I play games. A lot. It’s an interest of mine, and no, it’s not a time wasting activity. For me, playing games is a learning experience. Of course, not all games are created the same – but the right choice of games has helped me to gather new ideas, stay creative and hone my intuition – and relieve stress, too!
Today, I play games on my tablet and smartphone. It’s easier for me to do so because I can play on the go.
What kind of games do I play? Mostly strategy, and mostly business/finance/city building related. Minecraft has helped me in many ways, especially on the creative department (go, Stampy!) Monopoly apps are always appealing. Hay Day is cool.
Recently, I’ve been recommended to try Capital City: Escape from SuperCorp. It’s a business strategy game. I have my doubt, because I’ve actually purchased similar game apps but boy, they are, um, rubbish.
Later, I learn than it’s an official Rich Dad games. My perception is immediately changed. Why? It’s because I’m here today doing what I do partly because of what I learn from Robert Kiyosaki and Rich Dad educational material in general.

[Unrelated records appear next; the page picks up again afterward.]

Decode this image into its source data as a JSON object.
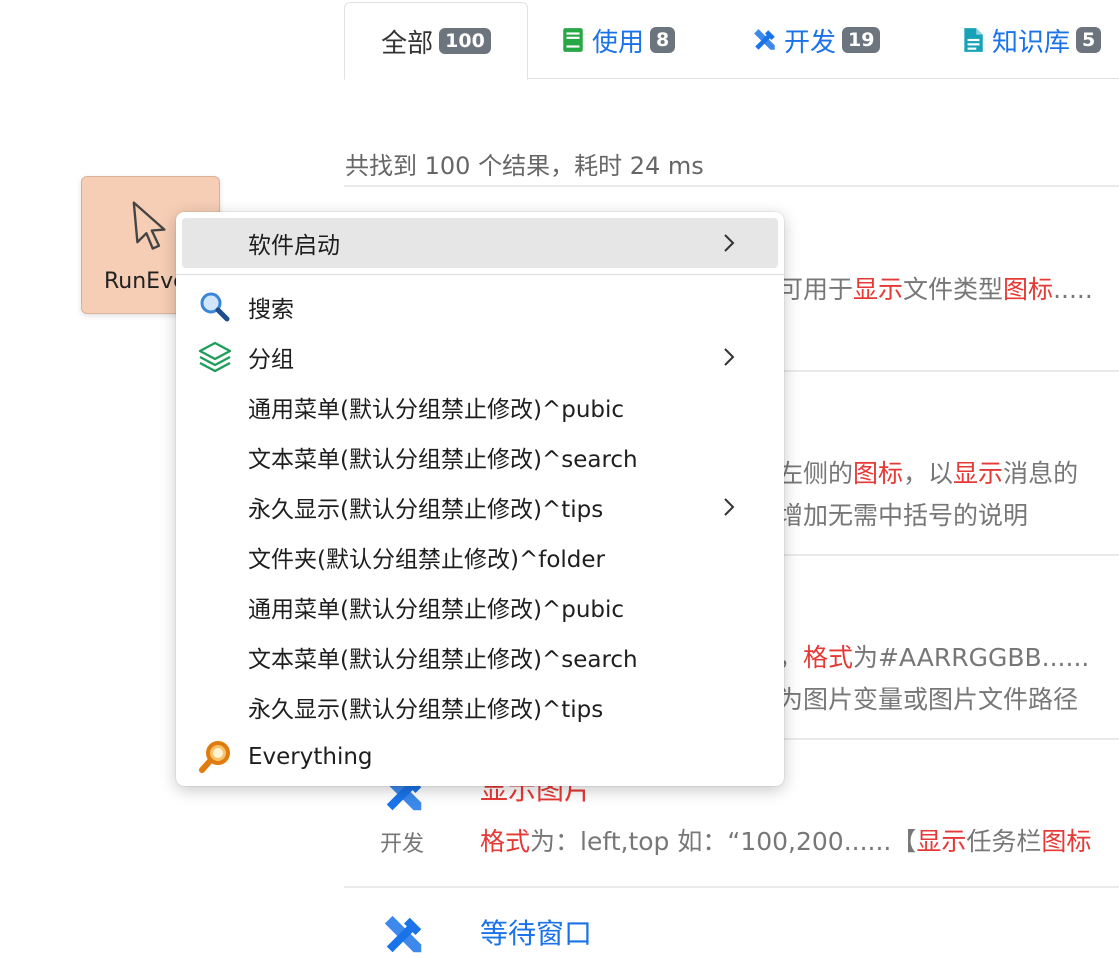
{
  "tabs": [
    {
      "label": "全部",
      "count": "100",
      "icon": "none",
      "active": true
    },
    {
      "label": "使用",
      "count": "8",
      "icon": "book-icon"
    },
    {
      "label": "开发",
      "count": "19",
      "icon": "tools-icon"
    },
    {
      "label": "知识库",
      "count": "5",
      "icon": "document-icon"
    }
  ],
  "summary": "共找到 100 个结果，耗时 24 ms",
  "results": {
    "r1": {
      "pre": "可用于",
      "h1": "显示",
      "mid": "文件类型",
      "h2": "图标",
      "post": "....."
    },
    "r2": {
      "line1": {
        "pre": "左侧的",
        "h1": "图标",
        "mid": "，以",
        "h2": "显示",
        "post": "消息的"
      },
      "line2": "增加无需中括号的说明"
    },
    "r3": {
      "line1": {
        "pre": "，",
        "h1": "格式",
        "post": "为#AARRGGBB......"
      },
      "line2": "为图片变量或图片文件路径"
    },
    "r4": {
      "title": "显示图片",
      "category": "开发",
      "snippet": {
        "h1": "格式",
        "mid": "为：left,top   如：“100,200......【",
        "h2": "显示",
        "mid2": "任务栏",
        "h3": "图标"
      }
    },
    "r5": {
      "title": "等待窗口"
    }
  },
  "tile": {
    "label": "RunEverything",
    "icon": "cursor-icon"
  },
  "menu": {
    "items": [
      {
        "label": "软件启动",
        "icon": "none",
        "submenu": true,
        "highlighted": true
      },
      {
        "label": "搜索",
        "icon": "magnifier-icon",
        "submenu": false
      },
      {
        "label": "分组",
        "icon": "layers-icon",
        "submenu": true
      },
      {
        "label": "通用菜单(默认分组禁止修改)^pubic",
        "icon": "none",
        "submenu": false
      },
      {
        "label": "文本菜单(默认分组禁止修改)^search",
        "icon": "none",
        "submenu": false
      },
      {
        "label": "永久显示(默认分组禁止修改)^tips",
        "icon": "none",
        "submenu": true
      },
      {
        "label": "文件夹(默认分组禁止修改)^folder",
        "icon": "none",
        "submenu": false
      },
      {
        "label": "通用菜单(默认分组禁止修改)^pubic",
        "icon": "none",
        "submenu": false
      },
      {
        "label": "文本菜单(默认分组禁止修改)^search",
        "icon": "none",
        "submenu": false
      },
      {
        "label": "永久显示(默认分组禁止修改)^tips",
        "icon": "none",
        "submenu": false
      },
      {
        "label": "Everything",
        "icon": "everything-search-icon",
        "submenu": false
      }
    ]
  },
  "colors": {
    "accent": "#1a73e8",
    "highlight": "#e53935",
    "badge": "#6c757d",
    "tile": "#f6cdb5"
  }
}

Now, let’s go back to the game context. I have actually purchased Cashflow – The Investing Game. It’s the classic Cashflow game for iOS and Android. I’ve played Cashflow numerous times, in various forms – the board game, the computer game, the online game, and now, the mobile game.
The app might not feature the best graphical experience, but I continuously play it because it keeps me focused on what’s important: Getting my passive income to exceed my monthly expenses.
I think that Capital City: Escape from SuperCorp is having pretty similar concept and design, so I give it a try. Well, the first time I access the app, I was surprised that it exceeds my expectation in term of graphic. How about the gameplay?
The first time I tried it, I get the feeling that Capital City: Escape from SuperCorp is a fusion of Cashflow and Monopoly. Several games later, it’s official: It’s an attempt to combine the concept of Cashflow and Monopoly.
Here’s an example: In Cashflow, you are given investment choices, but not ‘physical’ locations. In Monopoly, you can acquire physical locations, but not investment choices. Capital City: Escape from SuperCorp combines the both: As you roam in the street in your vehicle (the tank is awesome!) you always have 2 options to choose. Each option features price and potential impact on your cashflow. The actual figure is not yet revealed, giving a sense of surprise.
The background story is pretty typical: You are an employee of boring SuperCorp and want to get out of the rat race. The idea of the game is in line with the Cashflow concept: The one whose passive income exceeds monthly expenses wins.
Once you have made your decision, you can’t go back: You have to take it or decline it. Choosing the right investment should follow Rich Dad’s guide to investing: Keeping the purchase cashflow-positive no matter how seemingly lucrative the opportunity is.
Opportunities are limited, and you have to make your decision wisely – and quickly. You will get three moves per turn, and at the end of the turn, your financial statement is updated. It’s now your opponent’s turn to play.
Opponent? Yes – Capital City: Escape from SuperCorp lets you choose to play against AI (computer player) or real people.
The most interesting part of the game is that after a while, the assets up for grab are decreasing in numbers. This makes things hard, and here’s one feature of the game that makes it quite similar to Monopoly: When you move and land on your opponent’s asset, you will need to buy the products they sell or pay the rent. Ouch.
So, what’s my results? Not bad, really. I usually play with AI with medium difficulty and starting to win regularly as I discover better ways to invest and generate more cashflow faster. I tried with AI with hard difficulty and still occasionally lost. My bad.
Against real people? I actually played once against someone and lost. I don’t play more against real people because I can’t save the progress of my game and quit whenever I want. Perhaps there’s a way to mitigate this, but I personally don’t know how the game can accommodate this.
All in all, Capital City: Escape from SuperCorp is a very interesting game. It’s less detailed than Cashflow, but the Monopoly-style asset grabbing feature gives the sense of urgency to the game, which is pretty similar in real life: You need to consider your options fast, or else, others might grab the opportunity and profit from it.
If you fancy learning from games like I do, I highly recommend you to get Capital City: Escape from SuperCorp. It worth your investment.